Some Canadians will be oblivious to the history and significance of the magnetic North Pole, Geiger says, while others will mourn its loss to Russia. And many others may conflate some of the four north poles that geographers have identified.

They are: the magnetic North Pole, the geographical North Pole (where the lines of longitude converge), the geomagnetic North Pole (where the planet’s simplified two-pole magnetic field has its north coordinate), and the North Pole of inaccessibility (the farthest northerly marine point from any land mass).

Geographers have episodically recalculated the site of the North Pole of inaccessibility as new islands are discovered. Modern-day British and Russian explorers have mounted expeditions to find it in the moving sea ice.

Of the three north poles that are better known, though, Russia has dibs on two. Magnetic north is sprinting to Russia on its own. Russia has also claimed geographical north, as has Denmark.

“Right now, the geographical North Pole is in the high seas,” says Rob Huebert, a political scientist at the University of Calgary, adding that its ownership is politically unresolved.

Other poles aside, the magnetic North Pole remains knitted into the Canadian psyche and culture. It is embedded in a loose definition of the Arctic and the traditional Inuit homeland, says Andrew Chater, Fulbright visiting research chair in Arctic studies at the University of Washington in Seattle and a faculty member at Brescia University College in London, Ont.

“We associate the Arctic with the Canadian identity,” he says. “It’s become part of our national ethos.”

Many people also link the magnetic North Pole with Santa Claus, partly because of the confusion over magnetic and geographical north. And Santa is definitely Canadian.

In fact, Chater says, Canada’s immigration department has, tongue-in-cheek, named Saint Nick an honorary citizen and issued him a passport, a move aimed at cementing the importance to Canada of the pole and its most famous elf. Canada Post has long offered postal service for letters to Santa, complete with the sly postal code H0H0H0. Will Santa’s citizenship wobble along with magnetic north? And how does all of this affect Canada’s northern chops?

At the moment, the only North Pole that is indisputably Canadian is the geomagnetic one.
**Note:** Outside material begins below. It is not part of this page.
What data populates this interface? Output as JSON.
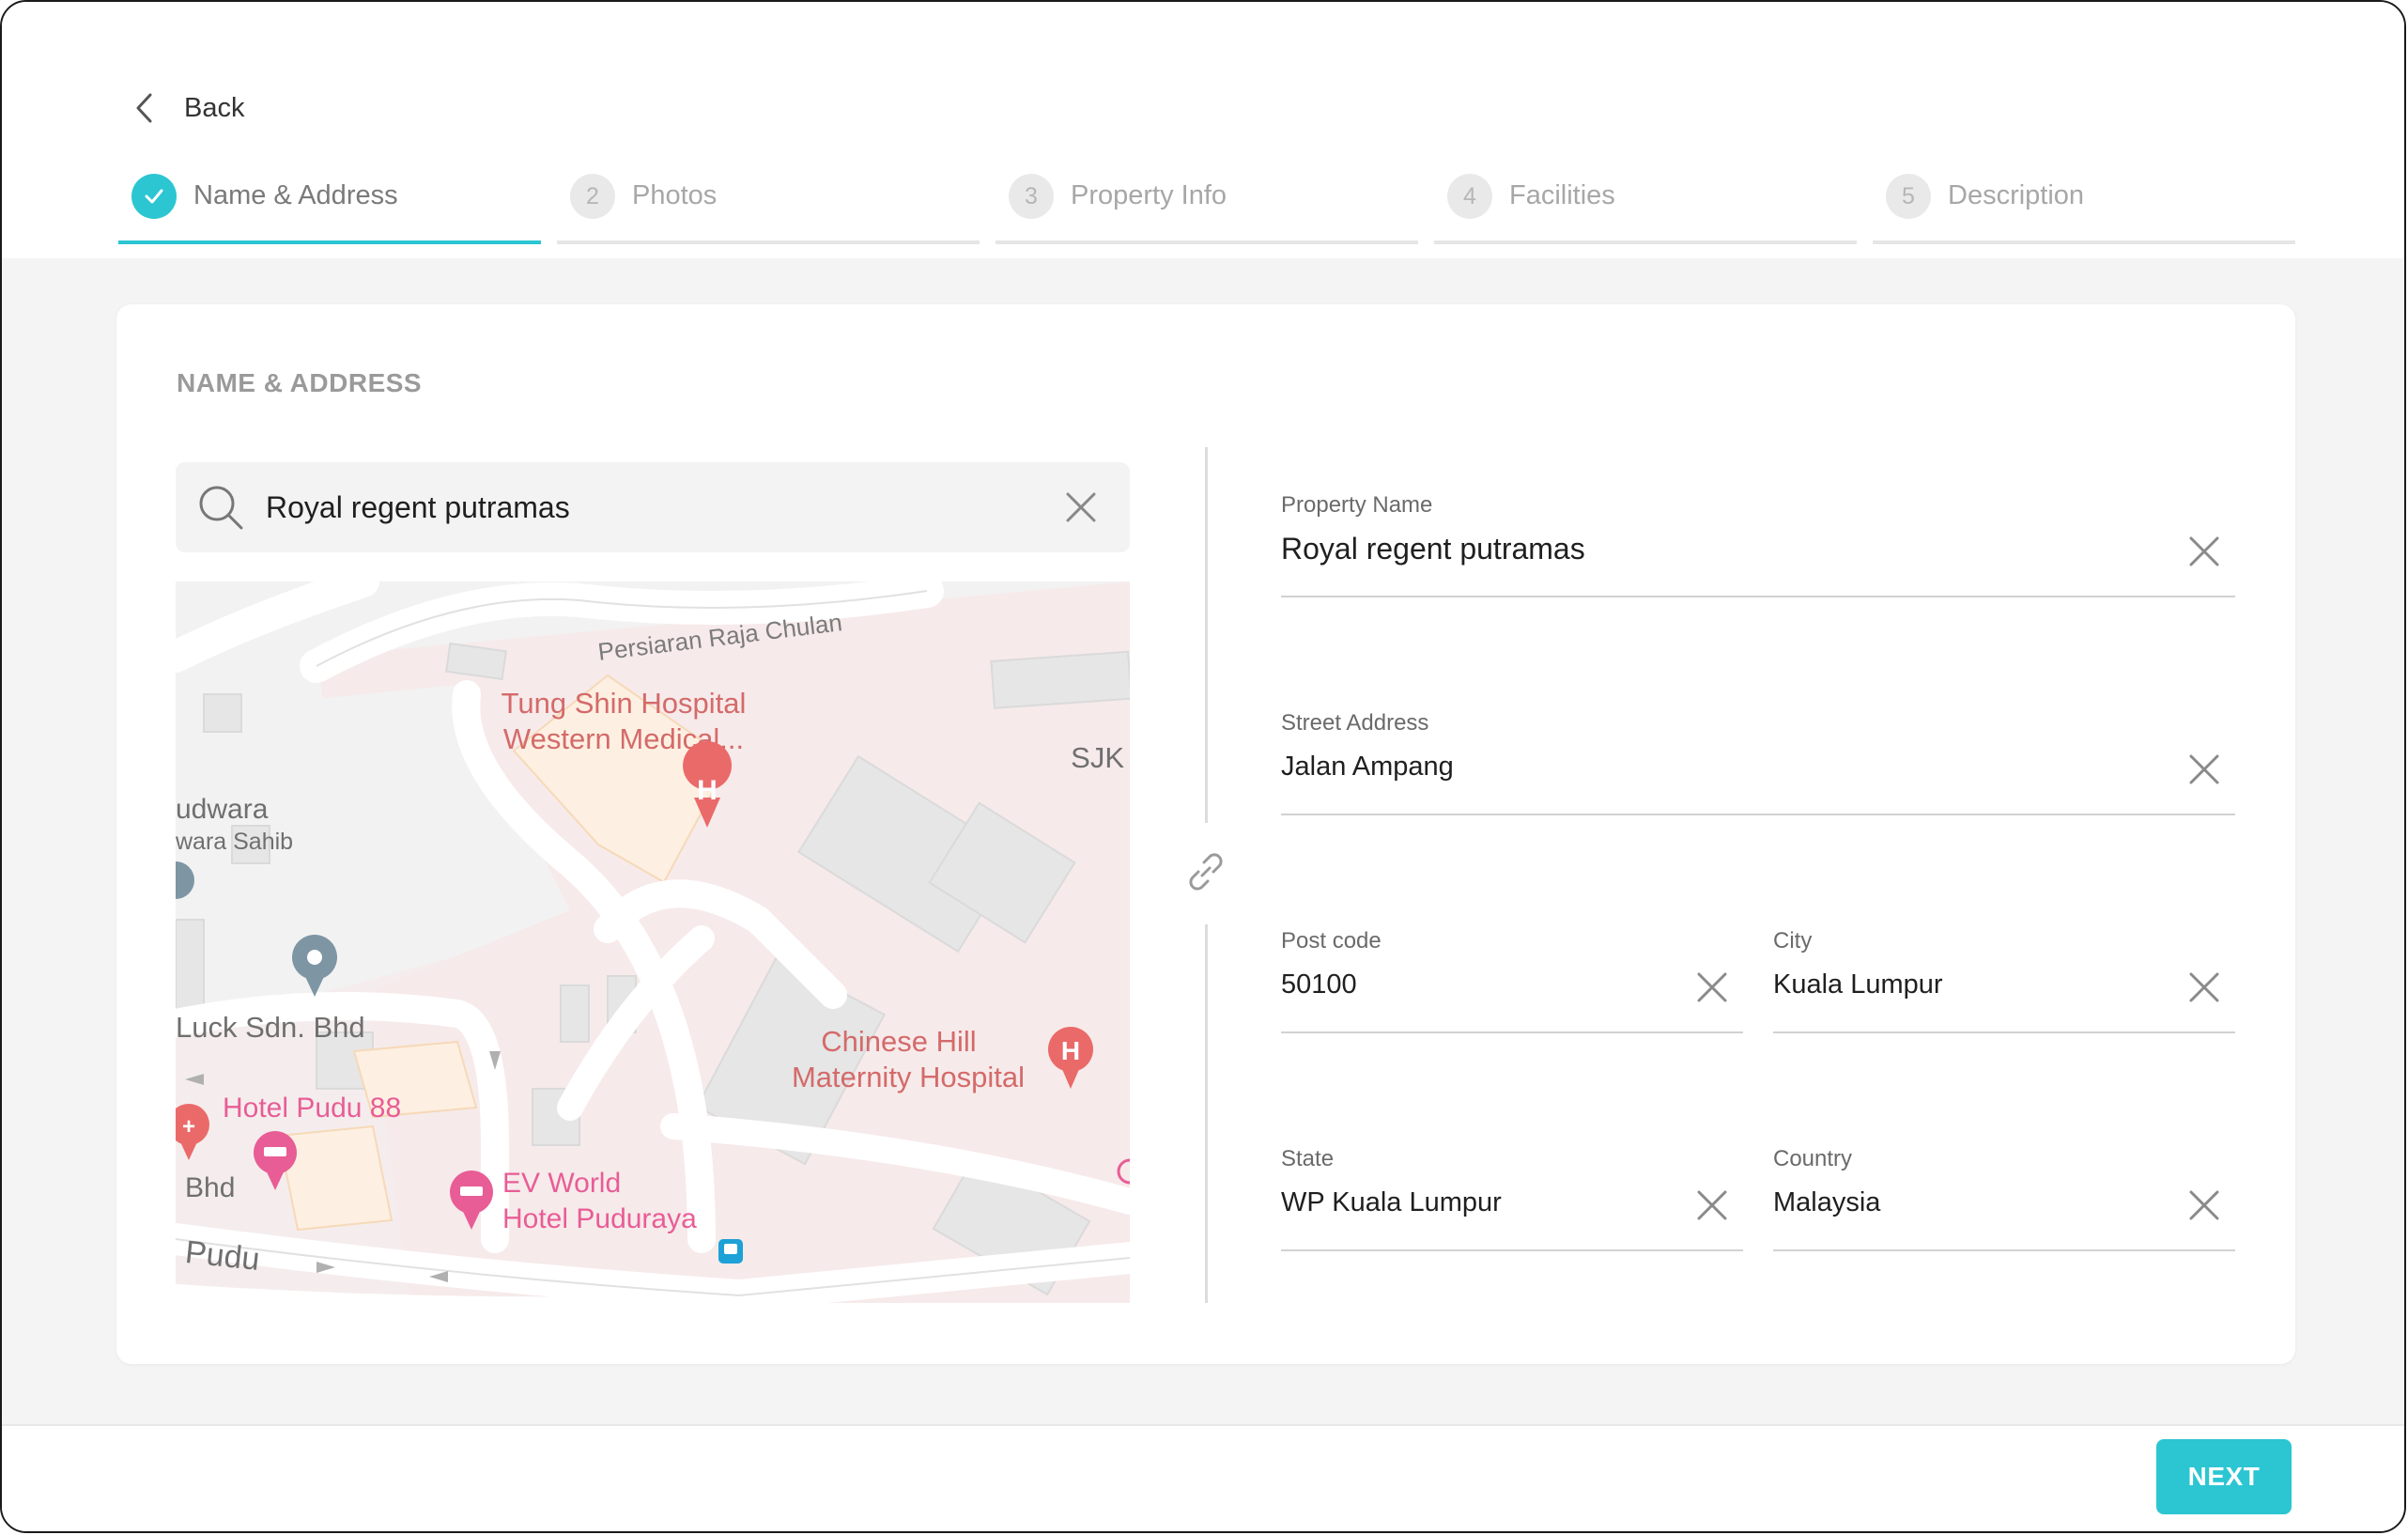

After a stint in Greenland at the beginning of the 20th century, it is now located on Ellesmere Island, Livermore’s maps show. Unlike the magnetic North Pole, it is moving slowly. But if Canada were to lose the magnetic, geographical and geomagnetic north poles, that would be a psychic blow, Geiger says.

“We must do everything in our power to ensure that the geomagnetic North Pole remains Canadian,” he says. “Perhaps we should be planting our flag on it this summer.”

Livermore advises calm. While Siberia is capturing the magnetic North Pole at the moment, the Earth’s internal magnetic romps are so vigorous that Canada could one day take it back again.

The Canadian author Kathleen Winter has a different take on the matter. She wrote the novel Annabel and the literary non-fiction work Boundless, which traces Sir John Franklin’s path across the Northwest Passage.

“My feeling is that Earth’s forces might be indicating to us that it is time to stop our outmoded notions of borders, boundaries and ownership,” she wrote in an email. “Many globally significant phenomena, from weather to animal distress to human migration, are sending us a clear message that we need to make a gigantic shift in our collective thinking, away from small-minded notions of sovereignty and protectionism to something larger and more intelligent.”

Perhaps the magnetic North Pole’s defection is a symbol in itself. It’s something we can’t change, tethered to operations deep within our planet. But it can focus attention on the change we are capable of doing something about: the rising concentration of carbon dioxide in the atmosphere that is destabilizing climate norms. Siberia, after all, also has claim to the pole of cold, the coldest spot in the northern hemisphere. But, like the rest of the Arctic, it is warming up fast, so who knows how long it can wear that crown?